Reproduce the listing that follows with no differences at all.

──────────

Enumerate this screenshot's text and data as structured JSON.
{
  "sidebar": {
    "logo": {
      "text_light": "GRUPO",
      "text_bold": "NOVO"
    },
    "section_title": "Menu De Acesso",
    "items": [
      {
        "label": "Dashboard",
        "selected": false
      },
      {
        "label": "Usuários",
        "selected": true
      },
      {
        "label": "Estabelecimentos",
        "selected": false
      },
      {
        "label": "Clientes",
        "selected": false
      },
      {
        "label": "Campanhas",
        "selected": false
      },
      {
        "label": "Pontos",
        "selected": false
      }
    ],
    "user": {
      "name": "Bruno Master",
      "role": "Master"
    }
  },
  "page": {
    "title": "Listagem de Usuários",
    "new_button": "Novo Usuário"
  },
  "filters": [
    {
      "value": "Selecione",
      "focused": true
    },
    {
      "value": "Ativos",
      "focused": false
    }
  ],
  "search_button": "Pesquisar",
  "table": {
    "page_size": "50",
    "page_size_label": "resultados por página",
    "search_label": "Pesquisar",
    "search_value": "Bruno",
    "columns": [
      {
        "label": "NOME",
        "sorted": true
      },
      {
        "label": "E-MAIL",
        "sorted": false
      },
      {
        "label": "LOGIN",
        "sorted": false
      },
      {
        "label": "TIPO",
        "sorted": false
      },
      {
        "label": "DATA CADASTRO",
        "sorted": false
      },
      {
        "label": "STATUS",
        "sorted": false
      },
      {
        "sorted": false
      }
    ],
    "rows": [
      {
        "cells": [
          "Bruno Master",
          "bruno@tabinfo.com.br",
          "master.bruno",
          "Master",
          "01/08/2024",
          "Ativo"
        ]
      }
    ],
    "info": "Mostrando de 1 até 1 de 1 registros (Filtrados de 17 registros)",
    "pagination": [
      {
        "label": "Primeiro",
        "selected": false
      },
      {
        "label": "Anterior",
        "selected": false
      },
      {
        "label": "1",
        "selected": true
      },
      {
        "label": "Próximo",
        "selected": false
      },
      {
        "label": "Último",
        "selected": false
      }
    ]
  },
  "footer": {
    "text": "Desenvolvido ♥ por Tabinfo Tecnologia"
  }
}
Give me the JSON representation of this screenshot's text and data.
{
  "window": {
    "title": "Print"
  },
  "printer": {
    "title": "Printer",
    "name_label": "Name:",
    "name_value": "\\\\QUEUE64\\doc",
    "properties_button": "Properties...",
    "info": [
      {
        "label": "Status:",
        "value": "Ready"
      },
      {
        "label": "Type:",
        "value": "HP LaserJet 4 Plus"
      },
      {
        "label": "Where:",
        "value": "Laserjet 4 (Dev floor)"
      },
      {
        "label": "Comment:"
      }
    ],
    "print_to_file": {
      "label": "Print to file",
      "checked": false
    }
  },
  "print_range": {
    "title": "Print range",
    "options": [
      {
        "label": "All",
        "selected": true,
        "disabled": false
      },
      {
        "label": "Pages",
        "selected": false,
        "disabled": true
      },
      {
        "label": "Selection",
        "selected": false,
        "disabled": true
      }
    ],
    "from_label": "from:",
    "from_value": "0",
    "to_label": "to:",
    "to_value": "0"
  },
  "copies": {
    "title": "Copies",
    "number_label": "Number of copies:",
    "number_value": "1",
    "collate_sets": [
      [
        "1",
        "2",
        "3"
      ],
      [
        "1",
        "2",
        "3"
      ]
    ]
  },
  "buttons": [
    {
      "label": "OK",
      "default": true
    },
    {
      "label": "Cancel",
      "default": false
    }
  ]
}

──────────

> **YOUR SOLUTION**
Enumerate this screenshot's text and data as structured JSON.
{
  "sidebar": {
    "logo": {
      "text_light": "GRUPO",
      "text_bold": "NOVO"
    },
    "section_title": "Menu De Acesso",
    "items": [
      {
        "label": "Dashboard",
        "selected": false
      },
      {
        "label": "Usuários",
        "selected": true
      },
      {
        "label": "Estabelecimentos",
        "selected": false
      },
      {
        "label": "Clientes",
        "selected": false
      },
      {
        "label": "Campanhas",
        "selected": false
      },
      {
        "label": "Pontos",
        "selected": false
      }
    ],
    "user": {
      "name": "Bruno Master",
      "role": "Master"
    }
  },
  "page": {
    "title": "Listagem de Usuários",
    "new_button": "Novo Usuário"
  },
  "filters": [
    {
      "value": "Selecione",
      "focused": true
    },
    {
      "value": "Ativos",
      "focused": false
    }
  ],
  "search_button": "Pesquisar",
  "table": {
    "page_size": "50",
    "page_size_label": "resultados por página",
    "search_label": "Pesquisar",
    "search_value": "Bruno",
    "columns": [
      {
        "label": "NOME",
        "sorted": true
      },
      {
        "label": "E-MAIL",
        "sorted": false
      },
      {
        "label": "LOGIN",
        "sorted": false
      },
      {
        "label": "TIPO",
        "sorted": false
      },
      {
        "label": "DATA CADASTRO",
        "sorted": false
      },
      {
        "label": "STATUS",
        "sorted": false
      },
      {
        "sorted": false
      }
    ],
    "rows": [
      {
        "cells": [
          "Bruno Master",
          "bruno@tabinfo.com.br",
          "master.bruno",
          "Master",
          "01/08/2024",
          "Ativo"
        ]
      }
    ],
    "info": "Mostrando de 1 até 1 de 1 registros (Filtrados de 17 registros)",
    "pagination": [
      {
        "label": "Primeiro",
        "selected": false
      },
      {
        "label": "Anterior",
        "selected": false
      },
      {
        "label": "1",
        "selected": true
      },
      {
        "label": "Próximo",
        "selected": false
      },
      {
        "label": "Último",
        "selected": false
      }
    ]
  },
  "footer": {
    "text": "Desenvolvido ♥ por Tabinfo Tecnologia"
  }
}
Give me the JSON representation of this screenshot's text and data.
{
  "window": {
    "title": "Print"
  },
  "printer": {
    "title": "Printer",
    "name_label": "Name:",
    "name_value": "\\\\QUEUE64\\doc",
    "properties_button": "Properties...",
    "info": [
      {
        "label": "Status:",
        "value": "Ready"
      },
      {
        "label": "Type:",
        "value": "HP LaserJet 4 Plus"
      },
      {
        "label": "Where:",
        "value": "Laserjet 4 (Dev floor)"
      },
      {
        "label": "Comment:"
      }
    ],
    "print_to_file": {
      "label": "Print to file",
      "checked": false
    }
  },
  "print_range": {
    "title": "Print range",
    "options": [
      {
        "label": "All",
        "selected": true,
        "disabled": false
      },
      {
        "label": "Pages",
        "selected": false,
        "disabled": true
      },
      {
        "label": "Selection",
        "selected": false,
        "disabled": true
      }
    ],
    "from_label": "from:",
    "from_value": "0",
    "to_label": "to:",
    "to_value": "0"
  },
  "copies": {
    "title": "Copies",
    "number_label": "Number of copies:",
    "number_value": "1",
    "collate_sets": [
      [
        "1",
        "2",
        "3"
      ],
      [
        "1",
        "2",
        "3"
      ]
    ]
  },
  "buttons": [
    {
      "label": "OK",
      "default": true
    },
    {
      "label": "Cancel",
      "default": false
    }
  ]
}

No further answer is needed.